This brings me back to my original statement that the modern lived experience of the Church today, for the most part, is entirely divorced from the faith and practice of our holy forebears. Let me bring this a little closer to home. Vatican II came about because the Catholic Church (or at least the loudest voices in the room) felt that we needed to modernize the faith to meet the conditions and situation of the modern man. The Pope at the time, John XXIII, famously said that we needed to “throw open the windows of the church and let the fresh air of the spirit blow through.” I’m not sure what that means but I think we can all see the outcome of this. Faith has largely been lost (at least in the Roman Catholic Church). Rather than the “fresh air of the spirit” blowing through the Church, the modern world with all its heretical beliefs and pagan practices has invaded and infected the Church. To be fair, this has been going on in one form or another since the beginning.

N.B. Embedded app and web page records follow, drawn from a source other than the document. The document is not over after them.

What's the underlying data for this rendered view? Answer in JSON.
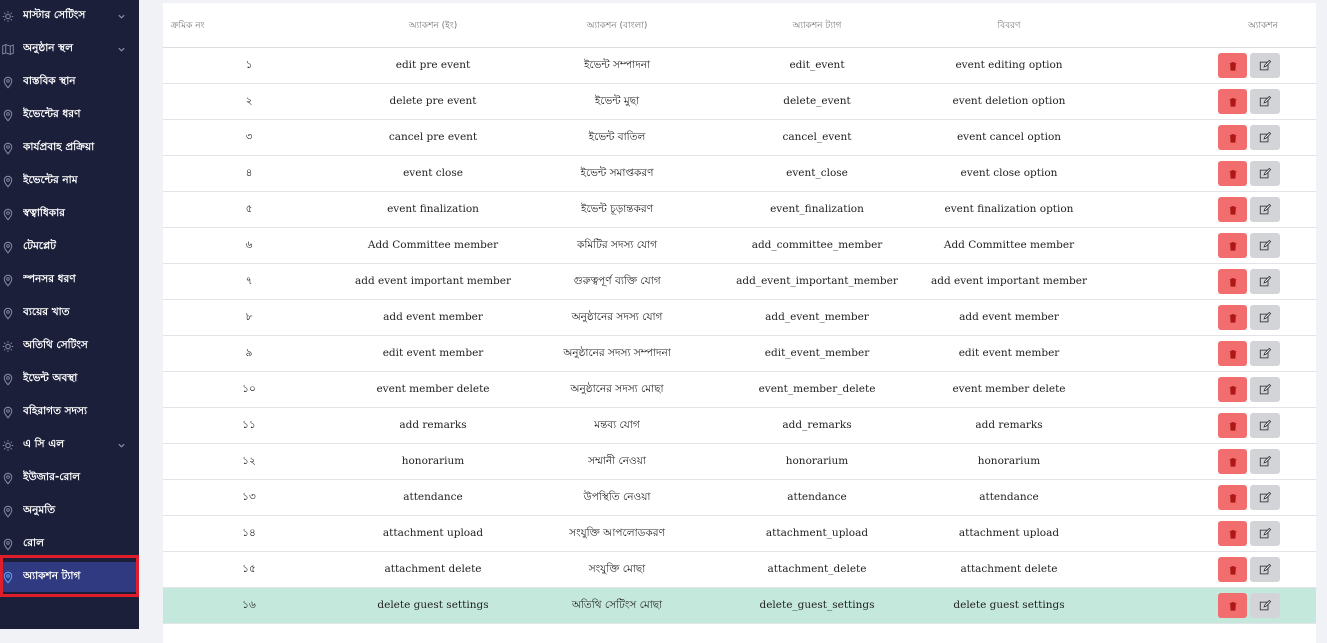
{
  "colors": {
    "sidebar_bg": "#1b1f3a",
    "sidebar_active_bg": "#303a80",
    "active_outline": "#e01e2b",
    "delete_button": "#f26d6d",
    "edit_button": "#d2d4d8",
    "highlight_row": "#c5e8dd"
  },
  "sidebar": {
    "items": [
      {
        "label": "মাস্টার সেটিংস",
        "icon": "gear-icon",
        "expandable": true
      },
      {
        "label": "অনুষ্ঠান স্থল",
        "icon": "map-icon",
        "expandable": true
      },
      {
        "label": "বাস্তবিক স্থান",
        "icon": "location-pin-icon"
      },
      {
        "label": "ইভেন্টের ধরণ",
        "icon": "location-pin-icon"
      },
      {
        "label": "কার্যপ্রবাহ প্রক্রিয়া",
        "icon": "location-pin-icon"
      },
      {
        "label": "ইভেন্টের নাম",
        "icon": "location-pin-icon"
      },
      {
        "label": "স্বত্বাধিকার",
        "icon": "location-pin-icon"
      },
      {
        "label": "টেমপ্লেট",
        "icon": "location-pin-icon"
      },
      {
        "label": "স্পনসর ধরণ",
        "icon": "location-pin-icon"
      },
      {
        "label": "ব্যয়ের খাত",
        "icon": "location-pin-icon"
      },
      {
        "label": "অতিথি সেটিংস",
        "icon": "gear-icon"
      },
      {
        "label": "ইভেন্ট অবস্থা",
        "icon": "location-pin-icon"
      },
      {
        "label": "বহিরাগত সদস্য",
        "icon": "location-pin-icon"
      },
      {
        "label": "এ সি এল",
        "icon": "gear-icon",
        "expandable": true
      },
      {
        "label": "ইউজার-রোল",
        "icon": "location-pin-icon"
      },
      {
        "label": "অনুমতি",
        "icon": "location-pin-icon"
      },
      {
        "label": "রোল",
        "icon": "location-pin-icon"
      },
      {
        "label": "অ্যাকশন ট্যাগ",
        "icon": "location-pin-icon",
        "active": true
      }
    ]
  },
  "table": {
    "headers": {
      "serial": "ক্রমিক নং",
      "action_en": "অ্যাকশন (ইং)",
      "action_bn": "অ্যাকশন (বাংলা)",
      "action_tag": "অ্যাকশন ট্যাগ",
      "description": "বিবরণ",
      "actions": "অ্যাকশন"
    },
    "rows": [
      {
        "serial": "১",
        "action_en": "edit pre event",
        "action_bn": "ইভেন্ট সম্পাদনা",
        "tag": "edit_event",
        "description": "event editing option"
      },
      {
        "serial": "২",
        "action_en": "delete pre event",
        "action_bn": "ইভেন্ট মুছা",
        "tag": "delete_event",
        "description": "event deletion option"
      },
      {
        "serial": "৩",
        "action_en": "cancel pre event",
        "action_bn": "ইভেন্ট বাতিল",
        "tag": "cancel_event",
        "description": "event cancel option"
      },
      {
        "serial": "৪",
        "action_en": "event close",
        "action_bn": "ইভেন্ট সমাপ্তকরণ",
        "tag": "event_close",
        "description": "event close option"
      },
      {
        "serial": "৫",
        "action_en": "event finalization",
        "action_bn": "ইভেন্ট চূড়ান্তকরণ",
        "tag": "event_finalization",
        "description": "event finalization option"
      },
      {
        "serial": "৬",
        "action_en": "Add Committee member",
        "action_bn": "কমিটির সদস্য যোগ",
        "tag": "add_committee_member",
        "description": "Add Committee member"
      },
      {
        "serial": "৭",
        "action_en": "add event important member",
        "action_bn": "গুরুত্বপূর্ণ ব্যক্তি যোগ",
        "tag": "add_event_important_member",
        "description": "add event important member"
      },
      {
        "serial": "৮",
        "action_en": "add event member",
        "action_bn": "অনুষ্ঠানের সদস্য যোগ",
        "tag": "add_event_member",
        "description": "add event member"
      },
      {
        "serial": "৯",
        "action_en": "edit event member",
        "action_bn": "অনুষ্ঠানের সদস্য সম্পাদনা",
        "tag": "edit_event_member",
        "description": "edit event member"
      },
      {
        "serial": "১০",
        "action_en": "event member delete",
        "action_bn": "অনুষ্ঠানের সদস্য মোছা",
        "tag": "event_member_delete",
        "description": "event member delete"
      },
      {
        "serial": "১১",
        "action_en": "add remarks",
        "action_bn": "মন্তব্য যোগ",
        "tag": "add_remarks",
        "description": "add remarks"
      },
      {
        "serial": "১২",
        "action_en": "honorarium",
        "action_bn": "সম্মানী নেওয়া",
        "tag": "honorarium",
        "description": "honorarium"
      },
      {
        "serial": "১৩",
        "action_en": "attendance",
        "action_bn": "উপস্থিতি নেওয়া",
        "tag": "attendance",
        "description": "attendance"
      },
      {
        "serial": "১৪",
        "action_en": "attachment upload",
        "action_bn": "সংযুক্তি আপলোডকরণ",
        "tag": "attachment_upload",
        "description": "attachment upload"
      },
      {
        "serial": "১৫",
        "action_en": "attachment delete",
        "action_bn": "সংযুক্তি মোছা",
        "tag": "attachment_delete",
        "description": "attachment delete"
      },
      {
        "serial": "১৬",
        "action_en": "delete guest settings",
        "action_bn": "অতিথি সেটিংস মোছা",
        "tag": "delete_guest_settings",
        "description": "delete guest settings",
        "highlighted": true
      }
    ]
  }
}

The problem is that the premise is wrong. The Church should never adapt to the modern world. I’m not talking about using vernacular language or using air conditioning or technology or any other silly thing I’ve heard people say. I’m talking about the beliefs and practice of those of us who call Jesus our Lord. To say that doctrine “develops” over time is flatly untrue. The Faith once for all delivered to the saints does not “develop.” The Faith may be explored more deeply and our experience of it peeled back layer and by layer; farther out and deeper in, as the saying goes. But there is no “development” of doctrine. Either it is what all Christians have believed for all times in all places or it is not.
The deposit of the Faith does not and has not changed since our Lord Jesus walked among us.
Let me give you a recent example. Pope Francis recently gave a statement that the Church cannot and will not endorse same sex “marriage.” That statement created quite an uproar apparently. The point is not the uproar the statement created. The point is this: why in the world would the Pope even need to make this statement? This statement is entirely unnecessary if the Church were actually being the Church. If the deposit of the Faith were being guarded and kept as it should be, this statement would never have to be made.
I heard an Orthodox priest recently say (paraphrased) that Jesus Christ is the same yesterday, today and forever (Hebrews 13:8). That means that the Church should be the same yesterday, today and forever. The Body takes after the Head. He went on to say that we cannot alter the Church Herself but rather, the Church alters us.
I wonder. Can we honestly say that is true today? Does the Body take after the Head? Have we allowed ourselves to be altered by the Church or have we altered the Church? It is not Christ who has changed. It is not the deposit of the Faith that has changed.
Maybe we are the problem, not the Church.
Pray, brothers and sisters, for me as I seek the face of our Lord in His Church. Pray that we would return to the faith once for all delivered to the saints. Let us repent of our arrogance and love of the world. Repent and believe was the cry of the Apostles. Let it be, again, our cry.
Glory to Jesus Christ!